Last week, Gov. Greg Abbott released his agenda for a third special legislative session, calling lawmakers back to Austin to deliberate over five issues starting on September 20.
The Legislature's main concern will be redistricting, which means redrawing state and congressional district lines according to the 2020 census data. The other four items on Abbott's special agenda include: appropriation of federal COVID-19 relief funds; participation of transgender students in collegiate athletics; outlawing state and local vaccine mandates; and a ban on tethering dogs outside with heavy chains.
Lawmakers will have 30 days to mull over the issues on Abbott's agenda, but they could also adjourn at any time. However, Abbott can also add additional items to the agenda once the Legislature convenes.
As lawmakers meet to draw new maps for the state's political districts based on population growth and decline, they will also have to decide where to place the two new congressional districts the state gained as a result of growing by roughly four million people since 2010. Typically, this reapportionment occurs every 10 years in the first legislative session after the census, but the process was delayed this spring due to setbacks related to the pandemic.
Since Republicans control the Legislature, they will largely dictate the drawing of the new district maps. However, a lawsuit filed by earlier this month by Roland Gutierrez (D-San Antonio) and Sarah Eckhardt (D-Austin) argues that redistricting may only be done during a regular session of the Legislature. If the lawsuit succeeds, it would be up to judges to create interim redistricting plans for the the 2022 midterm elections.
COVID-19 Relief Funds
The Legislature will also decide how to allocate $16 billion in federal funds dedicated to provide relief from the Covid-19 pandemic. After some lawmakers had criticized Abbott for holding the funds earlier this spring, the governor announced that he would place the appropriations on a special session agenda "so the entire legislature can participate in the allocation process in a way that best serves all Texans."

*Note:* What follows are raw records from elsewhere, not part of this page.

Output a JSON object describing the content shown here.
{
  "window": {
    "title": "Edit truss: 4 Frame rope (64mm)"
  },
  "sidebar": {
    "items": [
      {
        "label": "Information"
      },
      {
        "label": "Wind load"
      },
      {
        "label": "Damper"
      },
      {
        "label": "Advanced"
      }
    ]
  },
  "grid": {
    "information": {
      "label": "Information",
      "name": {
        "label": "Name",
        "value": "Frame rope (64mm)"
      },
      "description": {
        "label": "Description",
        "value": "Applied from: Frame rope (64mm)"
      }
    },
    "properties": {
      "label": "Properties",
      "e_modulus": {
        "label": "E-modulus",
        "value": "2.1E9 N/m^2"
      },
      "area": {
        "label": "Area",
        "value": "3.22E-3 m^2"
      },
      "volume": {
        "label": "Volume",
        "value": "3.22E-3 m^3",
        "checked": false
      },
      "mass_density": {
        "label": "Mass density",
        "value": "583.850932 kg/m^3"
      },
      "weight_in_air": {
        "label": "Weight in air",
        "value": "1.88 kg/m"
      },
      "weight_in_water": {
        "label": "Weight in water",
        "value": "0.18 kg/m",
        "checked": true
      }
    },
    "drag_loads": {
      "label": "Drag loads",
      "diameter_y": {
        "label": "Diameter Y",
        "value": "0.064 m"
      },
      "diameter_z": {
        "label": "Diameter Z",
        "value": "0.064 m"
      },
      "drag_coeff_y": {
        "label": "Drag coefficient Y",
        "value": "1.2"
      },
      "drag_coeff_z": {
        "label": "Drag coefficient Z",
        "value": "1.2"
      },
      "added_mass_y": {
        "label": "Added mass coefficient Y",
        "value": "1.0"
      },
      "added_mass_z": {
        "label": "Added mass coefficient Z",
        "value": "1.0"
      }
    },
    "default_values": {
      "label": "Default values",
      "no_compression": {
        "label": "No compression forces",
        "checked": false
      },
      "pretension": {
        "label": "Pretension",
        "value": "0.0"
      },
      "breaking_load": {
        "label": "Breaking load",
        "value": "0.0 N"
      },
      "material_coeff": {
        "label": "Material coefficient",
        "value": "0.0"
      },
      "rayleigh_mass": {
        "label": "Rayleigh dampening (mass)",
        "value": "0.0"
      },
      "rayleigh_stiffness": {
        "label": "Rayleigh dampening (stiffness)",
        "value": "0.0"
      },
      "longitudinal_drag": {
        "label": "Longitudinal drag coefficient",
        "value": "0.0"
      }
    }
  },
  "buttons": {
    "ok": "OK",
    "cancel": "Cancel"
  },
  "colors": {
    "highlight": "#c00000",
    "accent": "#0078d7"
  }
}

Abbott is also calling lawmakers back to Austin to ask them to restrict the sports teams that transgender student-athletes can participate in. The proposed policy, which failed to pass in the last two special sessions, would ban students from competing in University Interscholastic League (UIL) athletic competitions designated for the sex opposite to the student’s sex at birth. The UIL already prevents transgender students from playing on teams based on their gender identity.
COVID-19 Vaccine Mandates
Another issue Abbott is asking lawmakers to consider is "whether any state or local governmental entities in Texas can mandate that an individual receive a COVID-19 vaccine and, if so, what exemptions should apply to such mandate." During this year's second special session, Abbott had asked lawmakers to ban mask mandates in schools, but the proposal failed to pass. This time, Abbott is asking the Legislature to decide whether state or local governments can mandate COVID-19 vaccines.
Abbott also included a bill on his agenda that would have banned the tethering of dogs outside with heavy chains. He had vetoed the bill earlier this year over concerns about the specificity of the bill, saying Texas already has the statutes in place to protect dogs from animal cruelty, and the penalties proposed in the bill seemed excessive. The bill also would have made it illegal to chain up dogs and leave them without drinkable water, adequate shade or shelter.